Provided entries:
********

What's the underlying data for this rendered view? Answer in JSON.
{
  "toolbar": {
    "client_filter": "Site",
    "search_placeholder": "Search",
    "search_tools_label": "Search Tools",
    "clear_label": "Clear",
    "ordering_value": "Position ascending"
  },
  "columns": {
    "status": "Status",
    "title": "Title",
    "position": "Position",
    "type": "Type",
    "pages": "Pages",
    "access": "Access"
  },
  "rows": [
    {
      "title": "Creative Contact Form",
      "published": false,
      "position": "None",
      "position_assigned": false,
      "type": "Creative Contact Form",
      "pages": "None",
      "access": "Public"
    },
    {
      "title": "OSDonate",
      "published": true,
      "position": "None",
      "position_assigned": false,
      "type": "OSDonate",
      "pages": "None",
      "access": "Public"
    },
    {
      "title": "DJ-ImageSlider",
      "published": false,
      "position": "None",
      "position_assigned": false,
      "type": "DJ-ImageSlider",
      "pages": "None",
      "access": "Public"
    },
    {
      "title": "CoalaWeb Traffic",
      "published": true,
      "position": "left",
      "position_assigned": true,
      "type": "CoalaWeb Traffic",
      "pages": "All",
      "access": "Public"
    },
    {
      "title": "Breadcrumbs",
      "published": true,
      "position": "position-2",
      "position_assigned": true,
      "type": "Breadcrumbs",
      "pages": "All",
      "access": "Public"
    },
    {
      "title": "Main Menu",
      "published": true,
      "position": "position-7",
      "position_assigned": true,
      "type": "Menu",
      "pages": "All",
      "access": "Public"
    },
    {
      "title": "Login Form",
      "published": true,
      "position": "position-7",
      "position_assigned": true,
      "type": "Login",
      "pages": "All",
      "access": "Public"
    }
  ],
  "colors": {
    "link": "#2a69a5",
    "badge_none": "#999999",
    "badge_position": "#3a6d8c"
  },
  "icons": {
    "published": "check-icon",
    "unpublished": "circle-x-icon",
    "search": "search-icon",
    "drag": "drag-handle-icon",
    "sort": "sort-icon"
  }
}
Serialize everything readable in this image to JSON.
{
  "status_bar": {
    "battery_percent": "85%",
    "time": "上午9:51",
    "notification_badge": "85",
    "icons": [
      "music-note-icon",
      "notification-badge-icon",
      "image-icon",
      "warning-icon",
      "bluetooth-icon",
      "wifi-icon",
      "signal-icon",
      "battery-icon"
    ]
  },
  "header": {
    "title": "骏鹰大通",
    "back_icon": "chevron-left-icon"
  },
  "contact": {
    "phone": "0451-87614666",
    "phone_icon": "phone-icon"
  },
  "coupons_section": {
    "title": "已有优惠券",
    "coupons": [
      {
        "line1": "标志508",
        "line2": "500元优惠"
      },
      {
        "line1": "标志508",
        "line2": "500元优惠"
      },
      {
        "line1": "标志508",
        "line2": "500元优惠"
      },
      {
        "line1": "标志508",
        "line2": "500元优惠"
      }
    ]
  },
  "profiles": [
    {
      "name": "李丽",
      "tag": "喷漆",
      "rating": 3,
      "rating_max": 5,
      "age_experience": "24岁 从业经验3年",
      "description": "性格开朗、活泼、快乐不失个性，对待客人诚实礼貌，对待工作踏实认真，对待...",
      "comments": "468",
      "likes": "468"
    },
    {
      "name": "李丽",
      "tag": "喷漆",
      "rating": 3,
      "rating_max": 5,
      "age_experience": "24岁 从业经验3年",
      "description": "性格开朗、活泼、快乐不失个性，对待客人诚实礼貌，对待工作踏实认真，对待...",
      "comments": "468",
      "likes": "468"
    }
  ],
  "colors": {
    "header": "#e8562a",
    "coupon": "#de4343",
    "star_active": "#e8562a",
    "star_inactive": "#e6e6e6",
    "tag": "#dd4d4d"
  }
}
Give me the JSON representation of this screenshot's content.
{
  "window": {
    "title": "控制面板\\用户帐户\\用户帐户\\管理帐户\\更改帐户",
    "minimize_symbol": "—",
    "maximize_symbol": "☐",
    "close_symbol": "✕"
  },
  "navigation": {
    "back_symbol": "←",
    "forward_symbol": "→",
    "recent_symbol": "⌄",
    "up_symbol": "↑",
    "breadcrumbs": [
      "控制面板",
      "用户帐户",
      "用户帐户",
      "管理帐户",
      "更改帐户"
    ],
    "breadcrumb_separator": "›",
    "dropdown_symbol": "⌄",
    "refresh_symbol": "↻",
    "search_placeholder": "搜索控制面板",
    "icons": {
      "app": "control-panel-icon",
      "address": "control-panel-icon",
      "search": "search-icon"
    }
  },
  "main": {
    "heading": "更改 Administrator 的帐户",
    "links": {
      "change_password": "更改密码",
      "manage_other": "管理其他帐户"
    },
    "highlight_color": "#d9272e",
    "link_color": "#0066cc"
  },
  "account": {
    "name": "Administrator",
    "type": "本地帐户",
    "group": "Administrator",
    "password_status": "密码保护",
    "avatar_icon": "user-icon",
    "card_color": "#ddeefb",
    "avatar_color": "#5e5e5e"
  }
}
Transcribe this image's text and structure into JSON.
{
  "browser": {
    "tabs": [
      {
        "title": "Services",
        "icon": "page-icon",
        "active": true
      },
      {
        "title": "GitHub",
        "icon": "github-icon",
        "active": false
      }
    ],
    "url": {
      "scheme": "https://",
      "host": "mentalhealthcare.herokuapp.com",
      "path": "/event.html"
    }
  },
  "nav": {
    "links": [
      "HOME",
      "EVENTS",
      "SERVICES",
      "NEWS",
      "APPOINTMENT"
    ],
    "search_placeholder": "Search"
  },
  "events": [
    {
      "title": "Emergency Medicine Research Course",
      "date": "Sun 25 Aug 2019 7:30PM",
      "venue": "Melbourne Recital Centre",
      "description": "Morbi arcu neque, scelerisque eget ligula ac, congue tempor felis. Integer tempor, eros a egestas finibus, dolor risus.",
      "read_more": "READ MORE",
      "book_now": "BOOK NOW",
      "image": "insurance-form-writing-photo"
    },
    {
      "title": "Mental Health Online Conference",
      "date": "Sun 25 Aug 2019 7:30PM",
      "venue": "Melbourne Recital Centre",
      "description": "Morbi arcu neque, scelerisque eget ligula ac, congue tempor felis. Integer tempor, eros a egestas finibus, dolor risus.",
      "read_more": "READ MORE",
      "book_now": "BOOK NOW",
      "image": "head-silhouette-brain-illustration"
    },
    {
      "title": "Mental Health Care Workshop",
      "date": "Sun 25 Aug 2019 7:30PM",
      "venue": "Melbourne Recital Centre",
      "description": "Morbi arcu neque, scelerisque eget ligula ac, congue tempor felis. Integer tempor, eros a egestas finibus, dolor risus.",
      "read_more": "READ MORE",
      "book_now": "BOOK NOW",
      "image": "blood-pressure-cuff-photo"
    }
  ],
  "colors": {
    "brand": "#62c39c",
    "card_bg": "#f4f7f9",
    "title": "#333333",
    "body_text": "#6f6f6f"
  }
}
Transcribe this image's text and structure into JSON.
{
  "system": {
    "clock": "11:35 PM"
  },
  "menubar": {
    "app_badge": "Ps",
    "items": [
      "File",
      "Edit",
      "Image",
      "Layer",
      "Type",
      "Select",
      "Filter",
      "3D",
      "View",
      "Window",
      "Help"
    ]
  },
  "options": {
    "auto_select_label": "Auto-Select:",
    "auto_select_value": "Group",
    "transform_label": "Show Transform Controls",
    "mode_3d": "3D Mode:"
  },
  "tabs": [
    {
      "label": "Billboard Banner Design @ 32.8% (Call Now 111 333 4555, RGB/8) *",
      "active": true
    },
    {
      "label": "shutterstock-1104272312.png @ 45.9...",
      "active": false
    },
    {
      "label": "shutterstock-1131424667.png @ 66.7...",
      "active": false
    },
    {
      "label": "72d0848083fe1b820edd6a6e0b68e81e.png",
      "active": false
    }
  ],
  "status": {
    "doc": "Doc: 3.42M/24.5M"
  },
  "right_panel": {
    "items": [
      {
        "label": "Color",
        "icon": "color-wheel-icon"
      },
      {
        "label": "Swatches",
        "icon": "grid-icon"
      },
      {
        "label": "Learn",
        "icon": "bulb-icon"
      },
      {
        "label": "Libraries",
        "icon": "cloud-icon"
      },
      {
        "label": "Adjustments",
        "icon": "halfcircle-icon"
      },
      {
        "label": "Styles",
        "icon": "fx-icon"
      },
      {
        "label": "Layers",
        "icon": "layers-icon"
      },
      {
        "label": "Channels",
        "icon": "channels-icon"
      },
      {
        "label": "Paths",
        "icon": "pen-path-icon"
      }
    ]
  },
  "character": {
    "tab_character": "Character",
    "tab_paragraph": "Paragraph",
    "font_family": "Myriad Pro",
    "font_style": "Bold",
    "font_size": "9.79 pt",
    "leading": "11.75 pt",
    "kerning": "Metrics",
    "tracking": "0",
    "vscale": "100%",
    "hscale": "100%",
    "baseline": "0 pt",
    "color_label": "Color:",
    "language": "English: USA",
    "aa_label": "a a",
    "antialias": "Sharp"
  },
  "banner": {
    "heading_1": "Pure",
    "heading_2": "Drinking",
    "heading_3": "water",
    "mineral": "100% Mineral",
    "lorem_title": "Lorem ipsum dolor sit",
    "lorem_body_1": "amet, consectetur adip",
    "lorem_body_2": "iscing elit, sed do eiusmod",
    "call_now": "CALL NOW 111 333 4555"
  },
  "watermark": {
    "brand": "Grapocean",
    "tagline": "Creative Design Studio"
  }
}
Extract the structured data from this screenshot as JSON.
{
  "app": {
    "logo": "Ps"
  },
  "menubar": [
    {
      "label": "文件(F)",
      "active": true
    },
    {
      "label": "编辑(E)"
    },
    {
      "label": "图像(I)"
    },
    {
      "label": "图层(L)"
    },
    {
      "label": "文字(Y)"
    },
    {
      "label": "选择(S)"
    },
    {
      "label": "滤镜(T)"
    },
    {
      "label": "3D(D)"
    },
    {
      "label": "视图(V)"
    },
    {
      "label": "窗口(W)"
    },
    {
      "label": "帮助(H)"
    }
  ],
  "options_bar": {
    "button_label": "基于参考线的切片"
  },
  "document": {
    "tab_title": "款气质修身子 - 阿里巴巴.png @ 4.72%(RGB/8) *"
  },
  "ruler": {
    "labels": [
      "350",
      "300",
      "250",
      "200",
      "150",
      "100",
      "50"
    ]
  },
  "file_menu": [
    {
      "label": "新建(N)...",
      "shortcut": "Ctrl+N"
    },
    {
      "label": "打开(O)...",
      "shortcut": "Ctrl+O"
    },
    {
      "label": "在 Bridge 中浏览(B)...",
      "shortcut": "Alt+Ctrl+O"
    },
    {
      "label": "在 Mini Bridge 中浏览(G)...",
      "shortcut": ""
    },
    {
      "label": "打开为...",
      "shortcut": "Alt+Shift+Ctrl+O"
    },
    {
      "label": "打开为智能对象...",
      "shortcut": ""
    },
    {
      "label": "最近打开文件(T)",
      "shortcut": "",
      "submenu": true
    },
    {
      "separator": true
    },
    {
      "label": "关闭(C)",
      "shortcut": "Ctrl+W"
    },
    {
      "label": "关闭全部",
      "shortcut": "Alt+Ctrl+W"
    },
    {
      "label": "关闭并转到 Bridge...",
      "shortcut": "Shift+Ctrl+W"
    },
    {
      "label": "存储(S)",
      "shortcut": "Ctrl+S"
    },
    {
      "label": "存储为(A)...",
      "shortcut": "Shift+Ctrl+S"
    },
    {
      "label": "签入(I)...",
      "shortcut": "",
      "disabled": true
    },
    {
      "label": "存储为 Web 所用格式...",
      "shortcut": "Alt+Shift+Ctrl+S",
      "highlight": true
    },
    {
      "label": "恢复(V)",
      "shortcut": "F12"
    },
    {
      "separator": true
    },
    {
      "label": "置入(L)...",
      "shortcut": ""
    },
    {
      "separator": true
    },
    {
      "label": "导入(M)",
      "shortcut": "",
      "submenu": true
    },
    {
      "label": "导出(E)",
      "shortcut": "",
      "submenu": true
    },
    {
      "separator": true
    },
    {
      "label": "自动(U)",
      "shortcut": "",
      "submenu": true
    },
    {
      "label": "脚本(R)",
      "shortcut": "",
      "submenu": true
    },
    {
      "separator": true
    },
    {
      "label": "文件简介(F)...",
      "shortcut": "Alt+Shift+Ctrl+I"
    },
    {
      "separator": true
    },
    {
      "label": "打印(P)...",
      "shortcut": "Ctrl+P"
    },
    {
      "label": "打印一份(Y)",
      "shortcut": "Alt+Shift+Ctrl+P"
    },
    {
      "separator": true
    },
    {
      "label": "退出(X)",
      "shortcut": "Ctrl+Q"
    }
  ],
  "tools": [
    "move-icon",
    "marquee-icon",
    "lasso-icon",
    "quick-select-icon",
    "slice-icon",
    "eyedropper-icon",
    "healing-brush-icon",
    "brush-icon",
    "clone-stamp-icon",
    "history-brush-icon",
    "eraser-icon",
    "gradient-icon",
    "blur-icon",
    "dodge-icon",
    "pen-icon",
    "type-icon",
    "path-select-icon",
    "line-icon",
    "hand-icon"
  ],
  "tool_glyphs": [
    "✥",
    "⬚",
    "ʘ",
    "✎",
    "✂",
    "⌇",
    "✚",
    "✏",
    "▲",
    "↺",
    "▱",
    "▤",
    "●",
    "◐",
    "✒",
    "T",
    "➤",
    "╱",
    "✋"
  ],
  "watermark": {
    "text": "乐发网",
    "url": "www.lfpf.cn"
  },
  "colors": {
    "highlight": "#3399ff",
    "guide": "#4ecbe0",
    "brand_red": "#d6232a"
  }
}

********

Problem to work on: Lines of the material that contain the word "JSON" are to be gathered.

Output of the exercise:
What's the underlying data for this rendered view? Answer in JSON.
Serialize everything readable in this image to JSON.
Give me the JSON representation of this screenshot's content.
Transcribe this image's text and structure into JSON.
Transcribe this image's text and structure into JSON.
Extract the structured data from this screenshot as JSON.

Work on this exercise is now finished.